Synlait chief executive John Penno said the company was ”feeling positive” about the market, which was reflected in the new forecast milk price.
”We start the season with some confidence that supply and demand are more balanced, and this forecast reflects an expectation of dairy prices remaining at current levels,” Dr Penno said.
Following two seasons of losses for many dairy farmers, break-even for most is considered around the $5.05 mark.
Separately, Synlait also announced yesterday it had bought 100% of Auckland-based The New Zealand Dairy Company, a blending and canning site in Mangere which is still under construction.
The investment includes a payment of $33.2million on acquisition. Synlait expects to spend a total of $56.5million once the plant is commissioned and opened in October this year.
The deal includes the land and buildings the Dairy Company is on.
Dr Penno said the Mangere plant would be to the same scale, standard, equipment and build-specifications as its Dunsandel plant in Canterbury.
”The production line will be very similar to the blending and canning plant already in operation at Synlait’s Dunsandel site,” Dr Penno said.
Fonterra last week bumped up its current 2016-17 season payout forecast by 15c to $6.15, meaning the average dairy farm would be $23,000 better off.
Synlait in early-February raised its current season payout forecast from $6 to $6.25.
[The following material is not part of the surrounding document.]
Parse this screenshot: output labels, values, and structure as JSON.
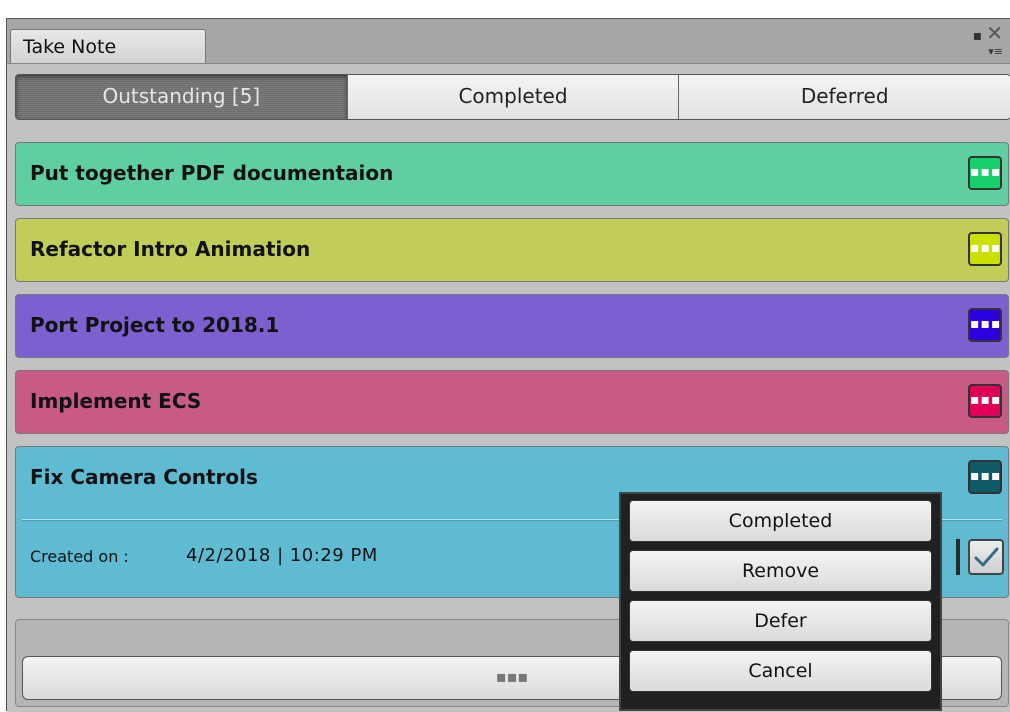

Yesterday Mr Penno said Synlait would update the market in mid-June on its 2016-17 price and announce its final milk price for the season in late September.
Farm-gate milk prices have been extremely volatile in recent years, hitting a record high of $8.40 in 2013-14 and dropping to $4.40 in 2014-15, before falling further to $3.90 in 2015-16.
By: Simon Hartley
Source: Otago Daily Times